At this point, quitting wasn't an option.  One way or another, I would get to Tom Jennings, shake his hand and take my 100K belt buckle.  With the generous 30 hour cut-off time, I had no excuses.

My brother had texted me and said he dropped out at around mile 45.  He was battling a lingering cold and had quite a bit of congestion.  My dad called me on the trail and we talked for a short bit.  I was trying to hold my handheld waterbottle under my arm, my phone in one hand and flashlight in the other while trying to stumble my way over rocks and roots.  I was not a happy camper and in no mood to talk haha.  He told me the rain would hit Titusville in about 2 hours.  I tried to calculate the miles and time left in my head and set this as my new goal...beat the rain!

I ran with people for most of the run.  During the first loop, I had a good time meeting and running with Hugh Patton and Jen Beaujon.  I ran with Kimb Boner and ran into Paul "The King" and Kirk Harrison.  At the beginning of my second loop, I ran with a guy from Virginia running the 100M.  We ran together until the Wolfkill Run aid station.  There were also many other people I enjoyed the trail with, but was too delirious to catch their name.  At this point in the race, however, I was mainly by myself and the few people I ran into were in the same sociable mood as me - don't talk to me.

I finally hit the pavement at the Drake Well Museum and had 2.2 miles left.  I did the math in my head and realized with walking the rest, I was going to break 17 hours.  However, I still walked a brisk pace and with a sense of urgency.  The sky had been spitting rain and I wanted to beat any downpours.

Unfortunately, I didn't beat the rain.  Halfway into the 1 mile loop at the museum, the rain came down hard.  At this point, I didn't care though.  It actually felt good and rinsed the sweat and salt off my face. 

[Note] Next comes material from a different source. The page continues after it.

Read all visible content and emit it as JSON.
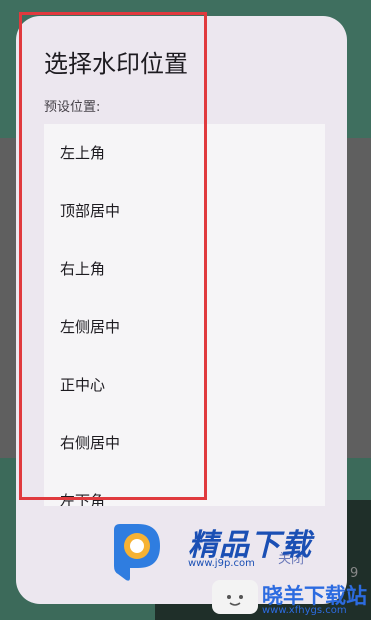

With only a half mile left on the bike path, Shaun Pope passed me and was finishing his hundred and securing the victory.  Amazing.

I got to the final straightaway and finished the race in 16:30:34.  The pain and torture was over.  There were no more miles to be hiked, no more hills to be climbed.  I shook Tom's hand and he gave me my finisher's buckle.

Monday, October 08, 2012

What Lies Within Us

What lies behind us and what lies ahead of us are tiny matters compared to what lies within us.
-Ralph Waldo Emerson

In about 5 days, I'll be attempting to run 12 miles more than I have ever gone in one run.  I'll be doing the Oil Creek 100K (62 miles).  I'm looking forward to this challenge and feel both anxious and excited. 

Anxious because I haven't been getting in huge mileage the past few weeks.  Anxious because I haven't run this course before and don't really know what to expect.  Anxious because my achilles, which feels better now, was hurting on my right leg after running the Akron relay.

Excited because there's nothing quite like an ultra race.  Training runs are fun, but races bring together all the people you don't see as much as you'd like to throughout the year.  The ultra community is small relative to that of the marathon or 5K crowd, but that's what makes it such a tight-knit group of people.

As I countdown the days until the weekend, another feeling I feel is a feeling of calmness.  With each ultra I do, the feeling of anxiety gets delayed closer and closer to the starting line.  Whether the distance is 50K or 100K, the game-plan is the same.  Stay fueled, take salt, hydrate, pace yourself and keep moving forward.  It's amazing what tasks seem impossible in running and in life.  It's even more amazing when you finish an "impossible" task and realize all it takes is a belief that you can do it and taking it one step at a time.